Nestled in the heart of Maryland lies the historic and picturesque city of Frederick, a community that has been steadily growing in popularity. As with any location, there are both advantages and drawbacks to consider when contemplating a move to this charming city.
In this article, we’ll explore the benefits and drawbacks of residing in Frederick, so you can make an informed decision about whether this city is the right fit for you. So whether you’re looking at Frederick homes for sale, or just wondering what living in Frederick, MD is like, keep reading to learn more.
Pros of living in Frederick, MD
1. Affordable housing
Frederick has a relatively affordable cost of living compared to other metropolitan areas on the East Coast. The median sale price in Frederick is $403K and the average rent for apartments in Frederick, is between $1,692 and $1,950. While housing prices have risen over the past few years, they remain more reasonable than those found in nearby cities such as Washington, DC, and Baltimore.
2. Community events
Frederick is a vibrant community that offers a wide variety of events and activities throughout the year. One of the most popular annual events is the In The Street festival, which takes place in September and features live music, food vendors, and activities for all ages. The city also hosts the Frederick Festival of the Arts, which showcases the work of local artists and artisans.
Other community events include the Great Frederick Fair, the Frederick Wine Festival, and the Frederick Running Festival, which attracts runners from around the world. With such a diverse range of community events, there is always something to do and see in Frederick.
3. Outdoor recreation
Frederick is home to a variety of outdoor recreation opportunities. The city is surrounded by several state parks and forests, including Cunningham Falls State Park and the Catoctin Mountain Park, which offer hiking, camping, and fishing. The Monocacy National Battlefield, which played a significant role in the Civil War, is also a popular destination for history buffs and nature enthusiasts. Additionally, the city has numerous parks and trails for hiking, biking, and picnicking, including the Baker Park and Carroll Creek Linear Park. The Potomac River is also nearby, offering opportunities for water activities such as kayaking, fishing, and swimming.

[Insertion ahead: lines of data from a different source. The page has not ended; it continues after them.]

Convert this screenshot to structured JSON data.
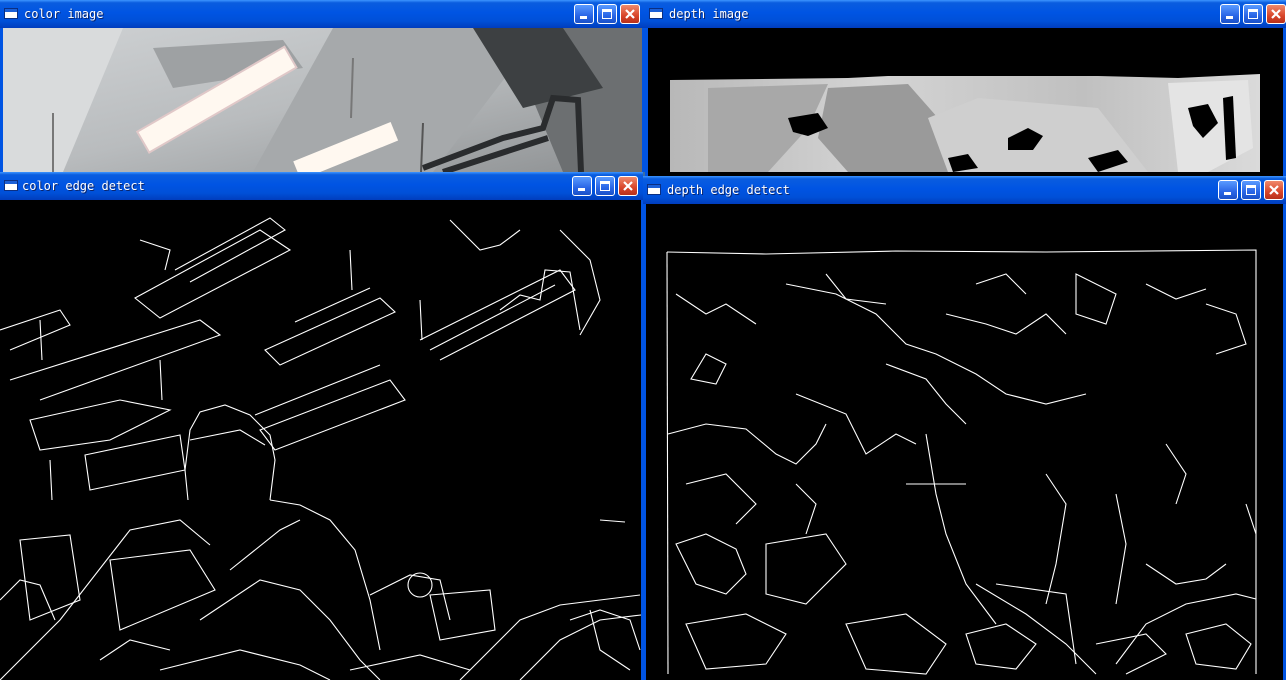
{
  "windows": {
    "color_image": {
      "title": "color image"
    },
    "depth_image": {
      "title": "depth image"
    },
    "color_edge": {
      "title": "color edge detect"
    },
    "depth_edge": {
      "title": "depth edge detect"
    }
  },
  "controls": {
    "minimize": "minimize-icon",
    "maximize": "maximize-icon",
    "close": "close-icon"
  },
  "colors": {
    "titlebar": "#0054e3",
    "close_button": "#d8452a",
    "edges": "#ffffff",
    "background": "#000000"
  }
}
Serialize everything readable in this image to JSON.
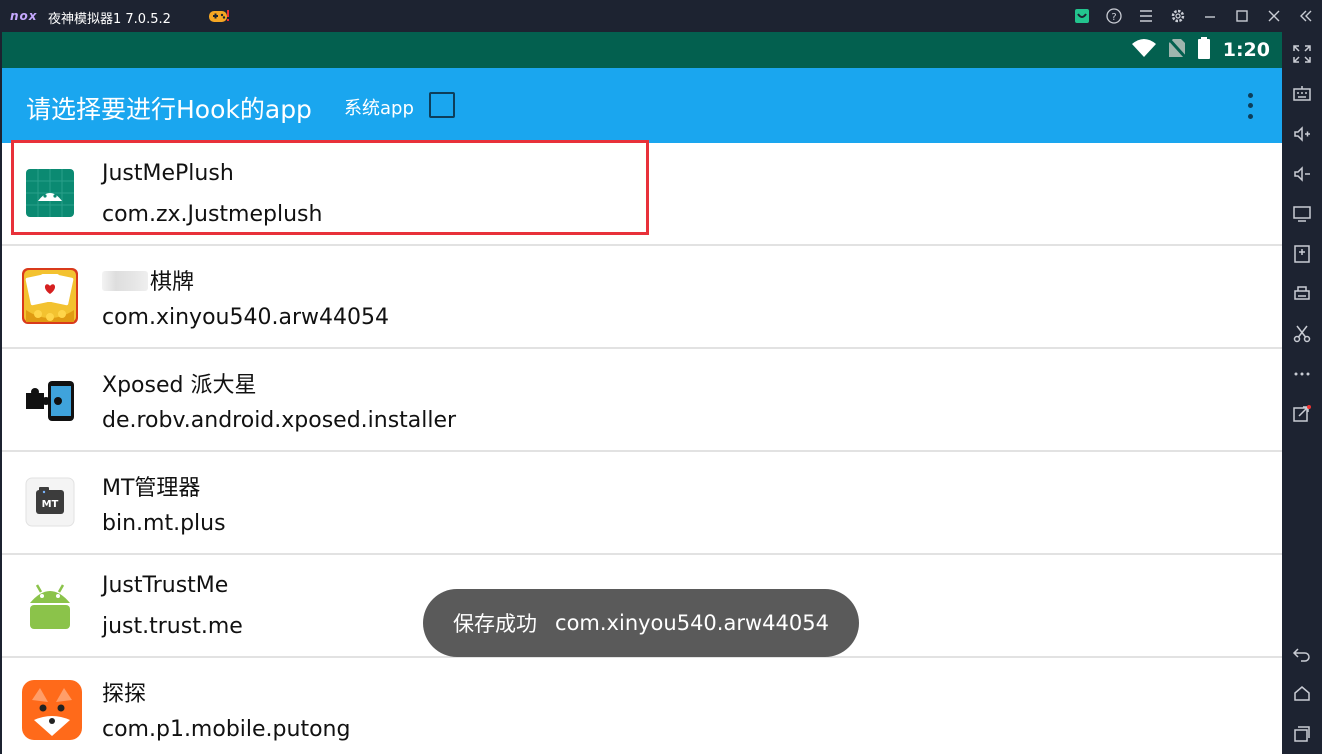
{
  "window": {
    "logo": "nox",
    "title": "夜神模拟器1 7.0.5.2",
    "title_icons": [
      "gamepad-icon",
      "notification-icon",
      "help-icon",
      "menu-icon",
      "settings-icon",
      "minimize-icon",
      "maximize-icon",
      "close-icon",
      "collapse-icon"
    ]
  },
  "statusbar": {
    "time": "1:20",
    "icons": [
      "wifi-icon",
      "no-sim-icon",
      "battery-icon"
    ]
  },
  "appbar": {
    "title": "请选择要进行Hook的app",
    "system_app_label": "系统app",
    "system_app_checked": false
  },
  "apps": [
    {
      "name": "JustMePlush",
      "package": "com.zx.Justmeplush",
      "icon": "android-grid-icon"
    },
    {
      "name": "棋牌",
      "package": "com.xinyou540.arw44054",
      "icon": "poker-cards-icon",
      "name_partially_obscured": true
    },
    {
      "name": "Xposed 派大星",
      "package": "de.robv.android.xposed.installer",
      "icon": "xposed-puzzle-icon"
    },
    {
      "name": "MT管理器",
      "package": "bin.mt.plus",
      "icon": "mt-manager-icon"
    },
    {
      "name": "JustTrustMe",
      "package": "just.trust.me",
      "icon": "android-robot-icon"
    },
    {
      "name": "探探",
      "package": "com.p1.mobile.putong",
      "icon": "fox-icon"
    }
  ],
  "toast": {
    "message": "保存成功",
    "package": "com.xinyou540.arw44054"
  },
  "sidebar_tools": [
    "fullscreen-icon",
    "keyboard-icon",
    "volume-up-icon",
    "volume-down-icon",
    "screen-icon",
    "apk-install-icon",
    "printer-icon",
    "scissors-icon",
    "more-icon",
    "external-link-icon",
    "back-icon",
    "home-icon",
    "recents-icon"
  ],
  "colors": {
    "appbar": "#1aa6ef",
    "statusbar": "#03604f",
    "highlight": "#e8313a",
    "toast": "#5a5a5a"
  }
}
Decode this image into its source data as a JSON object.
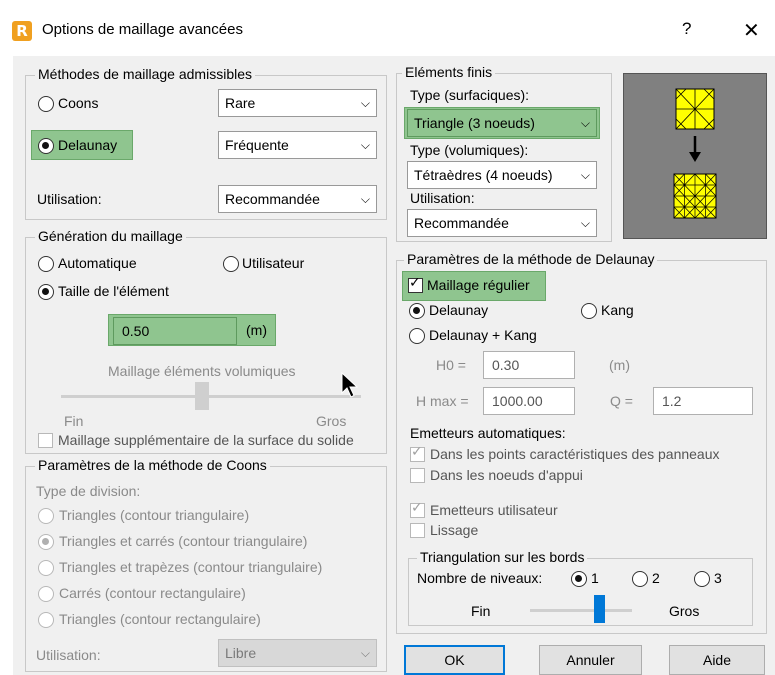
{
  "window": {
    "title": "Options de maillage avancées",
    "app_icon_letter": "R",
    "help_label": "?",
    "close_label": "✕"
  },
  "meshing_methods": {
    "legend": "Méthodes de maillage admissibles",
    "coons_label": "Coons",
    "coons_value": "Rare",
    "delaunay_label": "Delaunay",
    "delaunay_value": "Fréquente",
    "usage_label": "Utilisation:",
    "usage_value": "Recommandée"
  },
  "generation": {
    "legend": "Génération du maillage",
    "auto_label": "Automatique",
    "user_label": "Utilisateur",
    "element_size_label": "Taille de l'élément",
    "element_size_value": "0.50",
    "element_size_unit": "(m)",
    "volume_mesh_label": "Maillage éléments volumiques",
    "slider_min_label": "Fin",
    "slider_max_label": "Gros",
    "solid_surface_label": "Maillage supplémentaire de la surface du solide"
  },
  "coons_params": {
    "legend": "Paramètres de la méthode de Coons",
    "division_type_label": "Type de division:",
    "options": [
      "Triangles (contour triangulaire)",
      "Triangles et carrés (contour triangulaire)",
      "Triangles et trapèzes (contour triangulaire)",
      "Carrés (contour rectangulaire)",
      "Triangles (contour rectangulaire)"
    ],
    "usage_label": "Utilisation:",
    "usage_value": "Libre"
  },
  "finite_elements": {
    "legend": "Eléments finis",
    "surface_type_label": "Type (surfaciques):",
    "surface_type_value": "Triangle (3 noeuds)",
    "volume_type_label": "Type (volumiques):",
    "volume_type_value": "Tétraèdres (4 noeuds)",
    "usage_label": "Utilisation:",
    "usage_value": "Recommandée"
  },
  "delaunay_params": {
    "legend": "Paramètres de la méthode de Delaunay",
    "regular_mesh_label": "Maillage régulier",
    "delaunay_label": "Delaunay",
    "kang_label": "Kang",
    "delaunay_kang_label": "Delaunay + Kang",
    "h0_label": "H0 =",
    "h0_value": "0.30",
    "h0_unit": "(m)",
    "hmax_label": "H max =",
    "hmax_value": "1000.00",
    "q_label": "Q =",
    "q_value": "1.2",
    "auto_emitters_label": "Emetteurs automatiques:",
    "panel_points_label": "Dans les points caractéristiques des panneaux",
    "support_nodes_label": "Dans les noeuds d'appui",
    "user_emitters_label": "Emetteurs utilisateur",
    "smoothing_label": "Lissage"
  },
  "edge_triangulation": {
    "legend": "Triangulation sur les bords",
    "levels_label": "Nombre de niveaux:",
    "level_1": "1",
    "level_2": "2",
    "level_3": "3",
    "slider_min_label": "Fin",
    "slider_max_label": "Gros"
  },
  "buttons": {
    "ok": "OK",
    "cancel": "Annuler",
    "help": "Aide"
  },
  "colors": {
    "highlight": "#8fc58f",
    "accent": "#0078d7",
    "mesh_yellow": "#ffff00"
  }
}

Frederick has a highly-rated public school system, with several schools ranking among the top in the state. Additionally, there are many private schools, including religious-based schools and alternative education programs, providing families with a variety of choices. The city is also home to various colleges and universities, including Frederick Community College and Hood College. These institutions offer undergraduate and graduate degree programs in a range of disciplines, including business, education, and healthcare. Frederick is also known for its robust adult education and continuing education programs, providing lifelong learning opportunities for community members. With its focus on providing quality education at all levels, Frederick is a great place for families and individuals seeking to enhance their knowledge and skills.
Frederick is located in the western part of Maryland, approximately 50 miles northwest of Baltimore and 40 miles west of Washington, DC. The city is situated in the foothills of the Appalachian Mountains, offering scenic views and access to outdoor recreational activities. Frederick is easily accessible by car via several major highways, including Interstate 70 and Interstate 270, and by train through the MARC commuter rail system. Additionally, the city has a regional airport, Frederick Municipal Airport, which offers limited commercial flights and private aviation services. The city’s location provides a perfect balance of small-town charm and access to urban amenities, making it an attractive place to live for individuals and families seeking a high quality of life with easy access to major metropolitan areas.
Cons of living in Frederick, MD
Traffic in Frederick can be congested during peak travel times, particularly on major roads such as Route 15 and Interstate 70. The city has seen significant population growth in recent years, resulting in increased traffic volume and longer commute times for some residents. The downtown area can also experience heavy traffic, especially during festivals and events. However, the city has implemented several initiatives to improve traffic flow, including expanding public transportation options and implementing smart traffic management systems.
2. Job opportunities
The lack of job opportunities in Frederick can be a significant con for those considering making the city their home. While the city itself boasts a charming atmosphere and a rich historical backdrop, the limited job market can make it challenging for individuals to find stable, well-paying employment that aligns with their skills and career aspirations. This constraint may force residents to seek work in neighboring cities or the Washington, DC, metropolitan area, resulting in longer commutes and potentially higher transportation costs. Moreover, a restricted job market can also impact the local economy, as the reduced spending power of residents can hinder the growth and development of small businesses and community services.
3. Public transportation
Frederick’s public transportation options are limited, leading to a higher reliance on personal vehicles and potentially disadvantaging residents without access to a car, such as seniors, people with disabilities, and low-income individuals. The primary public transportation option in Frederick is the TransIT system, which offers local bus routes within the city and connections to nearby regions. While the TransIT system provides some coverage, it may not be as extensive, frequent, or convenient as the public transportation networks found in larger metropolitan areas.
Weather can be unpredictable and often includes hot summers and cold winters. The city experiences an average of 42 inches of rain and 20 inches of snow per year. Due to its location in the Appalachian Mountains, the city can experience occasional severe weather events, such as tornadoes and severe thunderstorms.